Christians and Coke
When I visited Switzerland I discovered that some Swiss Christians were upset because American Christians drank Coke. We can use this as an illustration to help us understand the various responses Christians have to exercising freedom in “doubtful” areas.
One response is that of the professional weaker brother. He usually has been a Christian for years. He is not in danger of stumbling. His spiritual identity—his place in the spiritual pecking order—is centered around the kinds of things he doesn’t do, and he is proud he doesn’t do them.
The professional weaker brother says, “Coke is out for me. I’m proud of the fact I don’t drink Coke.” He also says, “Coke is out for everybody else. And I am a self-appointed inspector.”
I believe people like this have crippled the evangelistic enterprise of the church. They need to be confronted in love and challenged with the wrong they are doing. They have assumed that only one lifestyle should exist in the body of Christ, and they demand that the church polarize around this carefully prescribed lifestyle rather than recognize what the Bible teaches.
Paul said in Romans 14 that both those who cannot eat meat offered to idols and those who have freedom before the Lord to do so are authentic members of Christ’s body. Paul does not reject either of them, but instead gives guidelines for their mutual acceptance.
Many in our churches, however, have come to the false conclusion that the lifestyle of those who don’t eat meat is the spiritual lifestyle. But that is not what the passage teaches. It is not either-or, but both-and. Both these kinds of people need to be affirmed within the church. Neither is to judge the other.
You’ll discover that the meat eater is always more effective in evangelism and discipleship. He has a greater ability to draw near. I’m speaking, of course, about exercising freedom in spiritually neutral areas. The Lord was a friend of sinners, but he did not sin in the process.
Another response to these issues is that of genuine weaker brothers who could actually stumble. If they don’t have freedom before the Lord to drink Coke but are persuaded (against their conscience) to drink one, they sin.
I believe we cripple ourselves by trying too hard to protect this weaker brother rather than educating him.
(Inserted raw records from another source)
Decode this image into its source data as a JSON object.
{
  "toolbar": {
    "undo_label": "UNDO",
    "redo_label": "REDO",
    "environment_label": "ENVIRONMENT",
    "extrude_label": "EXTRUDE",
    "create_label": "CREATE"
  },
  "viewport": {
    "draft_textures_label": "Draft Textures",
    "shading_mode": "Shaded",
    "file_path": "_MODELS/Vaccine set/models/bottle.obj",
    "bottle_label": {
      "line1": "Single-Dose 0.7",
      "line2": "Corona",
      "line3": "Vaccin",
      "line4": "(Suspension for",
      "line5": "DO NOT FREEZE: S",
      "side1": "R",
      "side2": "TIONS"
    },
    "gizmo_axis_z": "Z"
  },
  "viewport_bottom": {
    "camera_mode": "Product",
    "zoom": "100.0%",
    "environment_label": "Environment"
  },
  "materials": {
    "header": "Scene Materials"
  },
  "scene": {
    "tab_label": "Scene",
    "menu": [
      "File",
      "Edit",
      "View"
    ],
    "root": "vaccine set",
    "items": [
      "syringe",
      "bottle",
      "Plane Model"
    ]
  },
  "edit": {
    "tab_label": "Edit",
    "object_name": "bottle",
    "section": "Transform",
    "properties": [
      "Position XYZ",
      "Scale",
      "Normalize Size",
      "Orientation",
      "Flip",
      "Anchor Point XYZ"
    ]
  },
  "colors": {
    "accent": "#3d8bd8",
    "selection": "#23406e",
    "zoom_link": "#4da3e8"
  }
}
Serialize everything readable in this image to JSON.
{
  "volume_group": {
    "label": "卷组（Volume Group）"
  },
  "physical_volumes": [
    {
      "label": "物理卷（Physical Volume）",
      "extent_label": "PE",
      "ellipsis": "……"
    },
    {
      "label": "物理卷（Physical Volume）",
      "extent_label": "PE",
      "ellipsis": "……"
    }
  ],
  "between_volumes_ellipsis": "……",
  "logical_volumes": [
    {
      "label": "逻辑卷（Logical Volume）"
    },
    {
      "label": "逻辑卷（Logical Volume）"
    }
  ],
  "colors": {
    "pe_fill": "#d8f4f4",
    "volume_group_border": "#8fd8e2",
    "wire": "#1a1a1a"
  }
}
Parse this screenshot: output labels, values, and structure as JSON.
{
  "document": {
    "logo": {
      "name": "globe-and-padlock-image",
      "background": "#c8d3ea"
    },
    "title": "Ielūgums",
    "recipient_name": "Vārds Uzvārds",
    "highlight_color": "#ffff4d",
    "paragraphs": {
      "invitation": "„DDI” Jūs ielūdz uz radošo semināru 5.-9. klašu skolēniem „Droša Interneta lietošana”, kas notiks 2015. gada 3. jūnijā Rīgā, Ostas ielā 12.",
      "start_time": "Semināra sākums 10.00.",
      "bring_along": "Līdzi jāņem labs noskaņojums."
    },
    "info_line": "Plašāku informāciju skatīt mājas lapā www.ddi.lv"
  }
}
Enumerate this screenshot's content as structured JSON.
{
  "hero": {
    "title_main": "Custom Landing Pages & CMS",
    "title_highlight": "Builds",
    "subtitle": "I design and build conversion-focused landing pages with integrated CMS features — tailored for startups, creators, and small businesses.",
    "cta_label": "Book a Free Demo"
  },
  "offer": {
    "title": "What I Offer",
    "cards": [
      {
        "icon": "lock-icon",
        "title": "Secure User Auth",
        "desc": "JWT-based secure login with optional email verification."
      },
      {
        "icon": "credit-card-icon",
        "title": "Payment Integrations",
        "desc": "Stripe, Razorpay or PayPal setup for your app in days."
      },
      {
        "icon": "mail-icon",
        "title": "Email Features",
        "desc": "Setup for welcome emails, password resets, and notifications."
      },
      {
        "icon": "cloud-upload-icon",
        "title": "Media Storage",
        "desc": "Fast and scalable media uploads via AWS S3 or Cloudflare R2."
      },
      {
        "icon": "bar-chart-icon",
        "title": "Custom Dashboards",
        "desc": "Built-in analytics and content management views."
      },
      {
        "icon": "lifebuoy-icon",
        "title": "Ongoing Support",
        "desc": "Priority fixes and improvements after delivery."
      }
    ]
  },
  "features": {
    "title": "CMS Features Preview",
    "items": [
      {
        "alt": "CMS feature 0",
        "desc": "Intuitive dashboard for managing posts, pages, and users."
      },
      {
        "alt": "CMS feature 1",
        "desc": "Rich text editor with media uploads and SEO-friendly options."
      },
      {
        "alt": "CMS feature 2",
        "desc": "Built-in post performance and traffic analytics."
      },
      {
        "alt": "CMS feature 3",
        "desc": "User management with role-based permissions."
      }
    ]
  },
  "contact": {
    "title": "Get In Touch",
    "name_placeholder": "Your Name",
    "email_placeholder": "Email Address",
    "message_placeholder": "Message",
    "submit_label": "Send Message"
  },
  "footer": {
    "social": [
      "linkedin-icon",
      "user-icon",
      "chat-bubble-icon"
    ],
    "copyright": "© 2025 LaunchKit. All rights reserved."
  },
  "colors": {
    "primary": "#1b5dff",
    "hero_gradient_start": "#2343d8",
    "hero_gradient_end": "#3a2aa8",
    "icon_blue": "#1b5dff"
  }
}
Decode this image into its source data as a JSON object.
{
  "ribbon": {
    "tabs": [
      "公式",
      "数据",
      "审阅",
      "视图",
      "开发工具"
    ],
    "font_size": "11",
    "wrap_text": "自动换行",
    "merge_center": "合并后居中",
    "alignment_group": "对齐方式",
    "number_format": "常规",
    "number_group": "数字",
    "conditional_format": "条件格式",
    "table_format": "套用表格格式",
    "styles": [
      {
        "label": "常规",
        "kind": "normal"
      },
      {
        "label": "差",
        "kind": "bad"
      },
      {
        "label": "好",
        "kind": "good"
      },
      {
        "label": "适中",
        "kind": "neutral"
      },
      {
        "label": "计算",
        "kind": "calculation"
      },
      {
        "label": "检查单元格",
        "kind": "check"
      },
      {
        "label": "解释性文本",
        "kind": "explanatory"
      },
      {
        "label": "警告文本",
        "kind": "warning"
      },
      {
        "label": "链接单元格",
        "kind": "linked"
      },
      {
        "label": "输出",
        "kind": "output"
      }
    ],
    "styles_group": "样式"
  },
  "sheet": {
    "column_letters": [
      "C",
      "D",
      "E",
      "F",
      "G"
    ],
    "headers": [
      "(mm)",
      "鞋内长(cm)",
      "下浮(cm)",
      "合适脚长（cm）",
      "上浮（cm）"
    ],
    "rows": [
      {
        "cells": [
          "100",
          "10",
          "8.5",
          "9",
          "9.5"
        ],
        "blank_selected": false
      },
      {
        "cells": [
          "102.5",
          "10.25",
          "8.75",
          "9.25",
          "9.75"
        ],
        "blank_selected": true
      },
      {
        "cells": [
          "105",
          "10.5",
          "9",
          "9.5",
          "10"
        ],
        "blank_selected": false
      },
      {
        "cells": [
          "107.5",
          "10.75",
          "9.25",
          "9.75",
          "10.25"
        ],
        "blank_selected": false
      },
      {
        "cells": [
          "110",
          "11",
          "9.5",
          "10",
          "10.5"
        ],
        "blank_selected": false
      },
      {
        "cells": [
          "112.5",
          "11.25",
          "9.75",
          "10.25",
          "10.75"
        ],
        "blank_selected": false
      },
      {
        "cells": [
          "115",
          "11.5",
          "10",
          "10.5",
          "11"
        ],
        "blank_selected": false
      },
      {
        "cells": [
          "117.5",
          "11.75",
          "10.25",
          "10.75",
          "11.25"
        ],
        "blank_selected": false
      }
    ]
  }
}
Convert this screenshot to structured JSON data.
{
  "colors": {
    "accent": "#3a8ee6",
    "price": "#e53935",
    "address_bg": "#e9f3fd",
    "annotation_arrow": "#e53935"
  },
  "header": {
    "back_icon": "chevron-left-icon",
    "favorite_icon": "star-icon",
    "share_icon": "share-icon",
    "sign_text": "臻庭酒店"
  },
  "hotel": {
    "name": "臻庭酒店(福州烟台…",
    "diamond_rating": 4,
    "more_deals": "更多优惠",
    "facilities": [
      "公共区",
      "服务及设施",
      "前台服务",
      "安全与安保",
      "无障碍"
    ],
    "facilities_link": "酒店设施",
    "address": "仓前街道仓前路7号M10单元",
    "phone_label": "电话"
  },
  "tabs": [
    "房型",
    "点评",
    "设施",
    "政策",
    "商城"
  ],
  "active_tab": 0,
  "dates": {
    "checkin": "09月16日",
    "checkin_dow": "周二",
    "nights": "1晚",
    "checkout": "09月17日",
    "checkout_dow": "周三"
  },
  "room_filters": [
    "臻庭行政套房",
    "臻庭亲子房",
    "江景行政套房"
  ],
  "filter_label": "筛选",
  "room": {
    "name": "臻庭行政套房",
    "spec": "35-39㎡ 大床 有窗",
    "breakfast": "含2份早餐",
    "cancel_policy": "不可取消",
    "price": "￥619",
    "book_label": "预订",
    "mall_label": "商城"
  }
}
Without proper teaching this brother moves easily into the camp of the professional weaker brother.
So we have weaker brothers, both professional and genuine, who because of weakness or immaturity do not participate in certain practices. A third response is that of the mature nonparticipating brother. He does have freedom before the Lord to drink Coke but chooses to limit his liberty, something I hope we’re all mature enough to do when it’s necessary.
But there is also a mature participating brother. He has no problem with drinking Coke. And though he drinks Coke, he is mature first of all in that he is not a champion of his liberty, which would be an error. Second, he is sensitive to the weaker brother. Generally, this brother has the greatest potential for evangelism because he has a broader base for effective contact and cultivation.
Evangelism and discipleship are risky. Emerson said he once heard the counsel, “Always do what you’re afraid to do,” and I think there is some truth to that. We should not limit God’s penetration into his world, but instead allow his Spirit to blow into the sails of our lives and drive us into unchartered waters—and not disappoint God by taking down those sails.
Another mark of our prince or princess is freedom from legalism. We are legalists by nature, and it is much easier to live legalistically than to enjoy the risk of the freedom Christ calls us into. Legalism is a spiritual lobotomy that leaves people alive but not living. Our churches are full of it.
These are the qualities our prince or princess should have: an all-consuming purpose, a sacrificial spirit, cultural sensitivity, the ability to handle criticism, and freedom from legalism. This is the kind of disciple we want to deploy into the world.
We can now consider another critical question.
Christians and Coke